_Your assignment:_ Without altering a single character, set down all of the data below.

[Interface dataset entries]
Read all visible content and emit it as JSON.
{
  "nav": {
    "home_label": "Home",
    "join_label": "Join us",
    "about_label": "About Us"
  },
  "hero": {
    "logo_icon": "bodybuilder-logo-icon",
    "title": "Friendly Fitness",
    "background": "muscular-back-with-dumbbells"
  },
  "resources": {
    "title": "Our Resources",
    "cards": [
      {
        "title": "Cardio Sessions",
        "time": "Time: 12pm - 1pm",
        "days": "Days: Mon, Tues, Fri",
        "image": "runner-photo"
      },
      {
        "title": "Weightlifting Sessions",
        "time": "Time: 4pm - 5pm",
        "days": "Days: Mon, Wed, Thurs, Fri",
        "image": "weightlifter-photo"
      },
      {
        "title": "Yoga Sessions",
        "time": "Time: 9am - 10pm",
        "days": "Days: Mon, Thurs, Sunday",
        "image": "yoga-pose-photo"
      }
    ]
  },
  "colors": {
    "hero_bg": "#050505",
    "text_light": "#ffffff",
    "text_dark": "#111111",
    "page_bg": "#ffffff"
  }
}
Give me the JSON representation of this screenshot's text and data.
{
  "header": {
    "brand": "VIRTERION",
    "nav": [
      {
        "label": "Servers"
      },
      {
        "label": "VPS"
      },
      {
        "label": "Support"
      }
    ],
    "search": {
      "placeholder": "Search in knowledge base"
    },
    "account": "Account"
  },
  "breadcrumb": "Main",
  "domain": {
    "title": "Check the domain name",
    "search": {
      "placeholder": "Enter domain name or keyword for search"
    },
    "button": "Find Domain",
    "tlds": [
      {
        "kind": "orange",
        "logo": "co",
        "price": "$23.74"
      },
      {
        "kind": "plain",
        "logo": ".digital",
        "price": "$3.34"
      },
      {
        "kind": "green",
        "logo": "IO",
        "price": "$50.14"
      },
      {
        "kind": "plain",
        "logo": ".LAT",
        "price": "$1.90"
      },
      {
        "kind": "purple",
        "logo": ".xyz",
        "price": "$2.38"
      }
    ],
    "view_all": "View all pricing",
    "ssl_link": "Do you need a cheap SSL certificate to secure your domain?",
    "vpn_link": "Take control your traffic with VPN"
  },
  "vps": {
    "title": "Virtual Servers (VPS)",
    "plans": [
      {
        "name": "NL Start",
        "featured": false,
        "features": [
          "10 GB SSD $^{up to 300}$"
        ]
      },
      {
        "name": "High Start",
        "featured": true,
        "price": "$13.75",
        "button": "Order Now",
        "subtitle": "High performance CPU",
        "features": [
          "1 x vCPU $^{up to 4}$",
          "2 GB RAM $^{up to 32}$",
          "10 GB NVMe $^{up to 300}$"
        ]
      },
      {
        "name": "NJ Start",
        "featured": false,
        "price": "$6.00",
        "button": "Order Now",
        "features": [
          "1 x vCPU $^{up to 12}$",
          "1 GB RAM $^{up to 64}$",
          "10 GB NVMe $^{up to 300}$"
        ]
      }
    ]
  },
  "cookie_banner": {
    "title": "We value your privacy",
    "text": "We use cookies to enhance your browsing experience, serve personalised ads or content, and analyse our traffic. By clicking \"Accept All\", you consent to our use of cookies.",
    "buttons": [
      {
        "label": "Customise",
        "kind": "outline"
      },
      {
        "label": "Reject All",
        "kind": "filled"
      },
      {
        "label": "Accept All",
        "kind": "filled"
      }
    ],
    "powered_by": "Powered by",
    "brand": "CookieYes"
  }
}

_Answer to the exercise:_
Read all visible content and emit it as JSON.
{
  "nav": {
    "home_label": "Home",
    "join_label": "Join us",
    "about_label": "About Us"
  },
  "hero": {
    "logo_icon": "bodybuilder-logo-icon",
    "title": "Friendly Fitness",
    "background": "muscular-back-with-dumbbells"
  },
  "resources": {
    "title": "Our Resources",
    "cards": [
      {
        "title": "Cardio Sessions",
        "time": "Time: 12pm - 1pm",
        "days": "Days: Mon, Tues, Fri",
        "image": "runner-photo"
      },
      {
        "title": "Weightlifting Sessions",
        "time": "Time: 4pm - 5pm",
        "days": "Days: Mon, Wed, Thurs, Fri",
        "image": "weightlifter-photo"
      },
      {
        "title": "Yoga Sessions",
        "time": "Time: 9am - 10pm",
        "days": "Days: Mon, Thurs, Sunday",
        "image": "yoga-pose-photo"
      }
    ]
  },
  "colors": {
    "hero_bg": "#050505",
    "text_light": "#ffffff",
    "text_dark": "#111111",
    "page_bg": "#ffffff"
  }
}
Give me the JSON representation of this screenshot's text and data.
{
  "header": {
    "brand": "VIRTERION",
    "nav": [
      {
        "label": "Servers"
      },
      {
        "label": "VPS"
      },
      {
        "label": "Support"
      }
    ],
    "search": {
      "placeholder": "Search in knowledge base"
    },
    "account": "Account"
  },
  "breadcrumb": "Main",
  "domain": {
    "title": "Check the domain name",
    "search": {
      "placeholder": "Enter domain name or keyword for search"
    },
    "button": "Find Domain",
    "tlds": [
      {
        "kind": "orange",
        "logo": "co",
        "price": "$23.74"
      },
      {
        "kind": "plain",
        "logo": ".digital",
        "price": "$3.34"
      },
      {
        "kind": "green",
        "logo": "IO",
        "price": "$50.14"
      },
      {
        "kind": "plain",
        "logo": ".LAT",
        "price": "$1.90"
      },
      {
        "kind": "purple",
        "logo": ".xyz",
        "price": "$2.38"
      }
    ],
    "view_all": "View all pricing",
    "ssl_link": "Do you need a cheap SSL certificate to secure your domain?",
    "vpn_link": "Take control your traffic with VPN"
  },
  "vps": {
    "title": "Virtual Servers (VPS)",
    "plans": [
      {
        "name": "NL Start",
        "featured": false,
        "features": [
          "10 GB SSD $^{up to 300}$"
        ]
      },
      {
        "name": "High Start",
        "featured": true,
        "price": "$13.75",
        "button": "Order Now",
        "subtitle": "High performance CPU",
        "features": [
          "1 x vCPU $^{up to 4}$",
          "2 GB RAM $^{up to 32}$",
          "10 GB NVMe $^{up to 300}$"
        ]
      },
      {
        "name": "NJ Start",
        "featured": false,
        "price": "$6.00",
        "button": "Order Now",
        "features": [
          "1 x vCPU $^{up to 12}$",
          "1 GB RAM $^{up to 64}$",
          "10 GB NVMe $^{up to 300}$"
        ]
      }
    ]
  },
  "cookie_banner": {
    "title": "We value your privacy",
    "text": "We use cookies to enhance your browsing experience, serve personalised ads or content, and analyse our traffic. By clicking \"Accept All\", you consent to our use of cookies.",
    "buttons": [
      {
        "label": "Customise",
        "kind": "outline"
      },
      {
        "label": "Reject All",
        "kind": "filled"
      },
      {
        "label": "Accept All",
        "kind": "filled"
      }
    ],
    "powered_by": "Powered by",
    "brand": "CookieYes"
  }
}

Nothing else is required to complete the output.